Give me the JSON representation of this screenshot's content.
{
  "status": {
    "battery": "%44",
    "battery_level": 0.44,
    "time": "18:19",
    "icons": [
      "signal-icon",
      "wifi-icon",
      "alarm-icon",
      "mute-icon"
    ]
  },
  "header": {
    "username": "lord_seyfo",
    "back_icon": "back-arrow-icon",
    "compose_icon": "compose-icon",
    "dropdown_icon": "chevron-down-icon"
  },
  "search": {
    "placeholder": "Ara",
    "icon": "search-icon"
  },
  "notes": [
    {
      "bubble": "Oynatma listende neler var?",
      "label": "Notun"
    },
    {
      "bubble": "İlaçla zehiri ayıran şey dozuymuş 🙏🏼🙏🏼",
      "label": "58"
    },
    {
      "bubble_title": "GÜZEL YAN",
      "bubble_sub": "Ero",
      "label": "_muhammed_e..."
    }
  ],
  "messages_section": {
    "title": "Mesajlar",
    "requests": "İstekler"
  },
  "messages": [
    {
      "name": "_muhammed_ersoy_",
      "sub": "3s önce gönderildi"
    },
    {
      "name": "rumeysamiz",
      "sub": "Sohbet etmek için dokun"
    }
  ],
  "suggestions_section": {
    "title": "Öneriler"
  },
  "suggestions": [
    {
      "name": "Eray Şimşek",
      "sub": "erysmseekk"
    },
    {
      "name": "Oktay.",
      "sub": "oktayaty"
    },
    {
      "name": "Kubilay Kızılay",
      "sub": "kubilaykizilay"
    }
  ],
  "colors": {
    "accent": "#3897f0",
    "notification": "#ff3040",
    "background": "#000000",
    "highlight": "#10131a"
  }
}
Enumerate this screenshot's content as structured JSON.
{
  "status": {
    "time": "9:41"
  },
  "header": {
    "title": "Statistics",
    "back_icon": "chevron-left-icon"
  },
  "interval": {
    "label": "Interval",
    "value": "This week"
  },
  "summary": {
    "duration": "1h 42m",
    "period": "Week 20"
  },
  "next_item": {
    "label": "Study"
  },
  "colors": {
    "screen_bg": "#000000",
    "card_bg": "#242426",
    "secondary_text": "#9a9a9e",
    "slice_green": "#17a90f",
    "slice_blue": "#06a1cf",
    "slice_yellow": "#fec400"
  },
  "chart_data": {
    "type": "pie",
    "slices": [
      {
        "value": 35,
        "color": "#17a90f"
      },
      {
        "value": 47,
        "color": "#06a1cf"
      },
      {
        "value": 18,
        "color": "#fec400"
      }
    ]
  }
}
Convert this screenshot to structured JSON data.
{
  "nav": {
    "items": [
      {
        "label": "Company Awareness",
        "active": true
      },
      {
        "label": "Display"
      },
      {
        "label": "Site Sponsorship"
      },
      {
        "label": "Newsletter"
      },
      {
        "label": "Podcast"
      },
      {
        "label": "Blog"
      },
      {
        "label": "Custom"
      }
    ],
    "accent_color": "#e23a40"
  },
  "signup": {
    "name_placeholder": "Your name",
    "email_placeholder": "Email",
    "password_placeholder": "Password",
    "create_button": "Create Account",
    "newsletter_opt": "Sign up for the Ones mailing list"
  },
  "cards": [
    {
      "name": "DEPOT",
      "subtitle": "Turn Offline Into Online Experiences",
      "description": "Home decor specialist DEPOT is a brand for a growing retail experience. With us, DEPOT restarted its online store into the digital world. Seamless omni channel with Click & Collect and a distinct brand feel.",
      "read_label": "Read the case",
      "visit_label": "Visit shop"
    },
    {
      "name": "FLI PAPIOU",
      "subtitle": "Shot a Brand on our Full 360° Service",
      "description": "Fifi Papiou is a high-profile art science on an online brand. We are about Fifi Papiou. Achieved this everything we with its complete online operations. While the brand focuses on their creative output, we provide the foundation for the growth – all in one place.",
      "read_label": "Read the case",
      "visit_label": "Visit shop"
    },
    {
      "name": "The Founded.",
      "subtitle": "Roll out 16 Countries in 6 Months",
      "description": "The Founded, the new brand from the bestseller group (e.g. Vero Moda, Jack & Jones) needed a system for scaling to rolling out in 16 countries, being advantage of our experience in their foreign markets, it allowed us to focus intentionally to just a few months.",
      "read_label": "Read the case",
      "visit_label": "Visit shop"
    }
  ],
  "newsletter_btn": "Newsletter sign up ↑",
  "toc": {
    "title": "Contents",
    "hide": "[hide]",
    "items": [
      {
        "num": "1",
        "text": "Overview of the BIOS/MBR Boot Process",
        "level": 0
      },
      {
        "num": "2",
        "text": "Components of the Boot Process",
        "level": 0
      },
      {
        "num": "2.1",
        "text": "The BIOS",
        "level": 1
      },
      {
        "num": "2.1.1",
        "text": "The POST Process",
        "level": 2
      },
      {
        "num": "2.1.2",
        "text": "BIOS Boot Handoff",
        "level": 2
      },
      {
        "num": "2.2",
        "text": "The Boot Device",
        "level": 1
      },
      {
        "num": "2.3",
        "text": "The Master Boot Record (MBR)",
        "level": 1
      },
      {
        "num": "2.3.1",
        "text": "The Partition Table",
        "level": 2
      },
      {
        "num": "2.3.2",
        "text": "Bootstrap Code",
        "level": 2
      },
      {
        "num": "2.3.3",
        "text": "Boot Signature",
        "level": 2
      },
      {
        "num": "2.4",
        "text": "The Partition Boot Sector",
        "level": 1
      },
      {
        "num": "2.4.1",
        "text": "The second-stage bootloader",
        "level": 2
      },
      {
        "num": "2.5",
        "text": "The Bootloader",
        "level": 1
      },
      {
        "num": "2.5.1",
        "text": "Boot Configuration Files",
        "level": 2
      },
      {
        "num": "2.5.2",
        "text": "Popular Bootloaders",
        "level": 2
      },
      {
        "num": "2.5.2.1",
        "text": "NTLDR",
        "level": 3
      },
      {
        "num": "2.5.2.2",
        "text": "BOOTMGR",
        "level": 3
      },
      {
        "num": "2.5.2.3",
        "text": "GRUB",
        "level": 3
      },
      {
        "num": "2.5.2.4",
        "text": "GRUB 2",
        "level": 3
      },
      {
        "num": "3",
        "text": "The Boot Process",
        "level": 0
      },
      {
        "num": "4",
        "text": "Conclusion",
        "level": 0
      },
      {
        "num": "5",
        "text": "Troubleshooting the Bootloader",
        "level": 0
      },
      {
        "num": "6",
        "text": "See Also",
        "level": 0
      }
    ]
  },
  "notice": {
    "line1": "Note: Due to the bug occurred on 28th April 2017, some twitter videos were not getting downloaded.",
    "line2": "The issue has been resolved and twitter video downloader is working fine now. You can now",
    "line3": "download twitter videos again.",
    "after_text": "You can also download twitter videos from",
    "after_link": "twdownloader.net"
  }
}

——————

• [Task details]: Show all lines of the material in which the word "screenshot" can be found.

• [Answer to the problem]:
Give me the JSON representation of this screenshot's content.
Enumerate this screenshot's content as structured JSON.
Convert this screenshot to structured JSON data.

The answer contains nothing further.